DATA SECTION:

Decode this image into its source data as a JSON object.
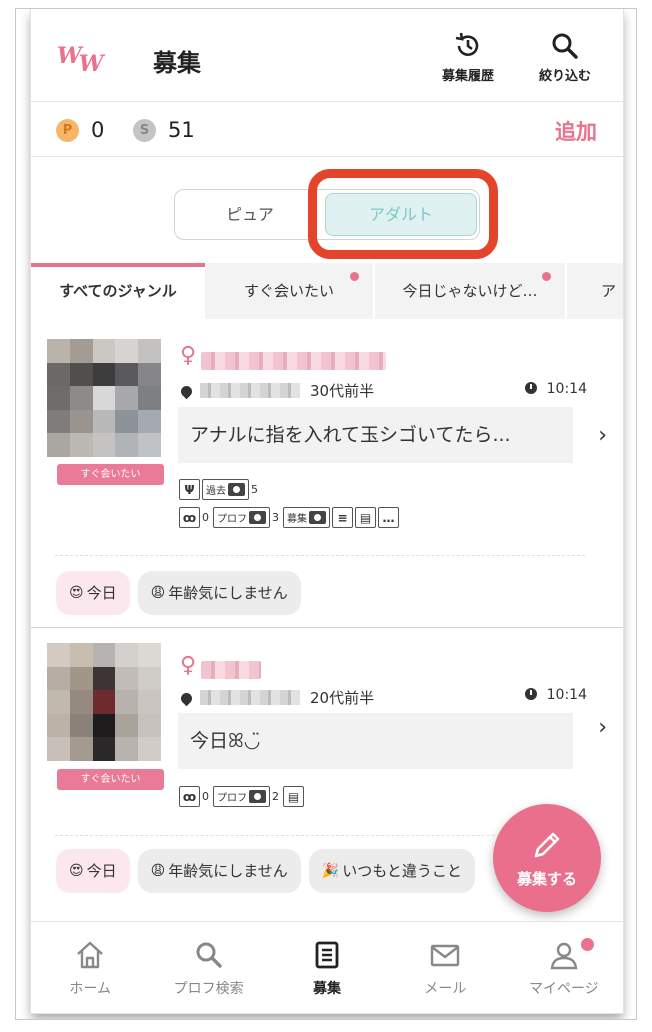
{
  "header": {
    "logo": "WW",
    "title": "募集",
    "history_label": "募集履歴",
    "filter_label": "絞り込む"
  },
  "points": {
    "p_symbol": "P",
    "p_value": "0",
    "s_symbol": "S",
    "s_value": "51",
    "add_label": "追加"
  },
  "mode_toggle": {
    "pure_label": "ピュア",
    "adult_label": "アダルト",
    "selected": "アダルト"
  },
  "genre_tabs": [
    {
      "label": "すべてのジャンル",
      "active": true,
      "unread": false
    },
    {
      "label": "すぐ会いたい",
      "active": false,
      "unread": true
    },
    {
      "label": "今日じゃないけど…",
      "active": false,
      "unread": true
    },
    {
      "label": "ア",
      "active": false,
      "unread": false
    }
  ],
  "posts": [
    {
      "badge": "すぐ会いたい",
      "gender_symbol": "♀",
      "age": "30代前半",
      "time": "10:14",
      "message": "アナルに指を入れて玉シゴいてたら...",
      "icons_row1": {
        "past_label": "過去",
        "past_count": "5"
      },
      "icons_row2": {
        "glasses_count": "0",
        "prof_label": "プロフ",
        "prof_count": "3",
        "recruit_label": "募集"
      },
      "tags": [
        {
          "emoji": "😍",
          "label": "今日"
        },
        {
          "emoji": "😩",
          "label": "年齢気にしません"
        }
      ]
    },
    {
      "badge": "すぐ会いたい",
      "gender_symbol": "♀",
      "age": "20代前半",
      "time": "10:14",
      "message": "今日ꕤ◡̈",
      "icons_row2": {
        "glasses_count": "0",
        "prof_label": "プロフ",
        "prof_count": "2"
      },
      "tags": [
        {
          "emoji": "😍",
          "label": "今日"
        },
        {
          "emoji": "😩",
          "label": "年齢気にしません"
        },
        {
          "emoji": "🎉",
          "label": "いつもと違うこと"
        }
      ]
    }
  ],
  "fab": {
    "label": "募集する"
  },
  "bottom_nav": [
    {
      "label": "ホーム",
      "icon": "home-icon",
      "active": false
    },
    {
      "label": "プロフ検索",
      "icon": "search-icon",
      "active": false
    },
    {
      "label": "募集",
      "icon": "list-icon",
      "active": true
    },
    {
      "label": "メール",
      "icon": "mail-icon",
      "active": false
    },
    {
      "label": "マイページ",
      "icon": "person-icon",
      "active": false,
      "unread": true
    }
  ],
  "colors": {
    "accent": "#e7738f",
    "adult_tab": "#dff1f1",
    "highlight_box": "#e4442a"
  }
}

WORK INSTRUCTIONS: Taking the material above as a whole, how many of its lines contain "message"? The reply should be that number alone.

RESPONSE TO THIS EXERCISE: 2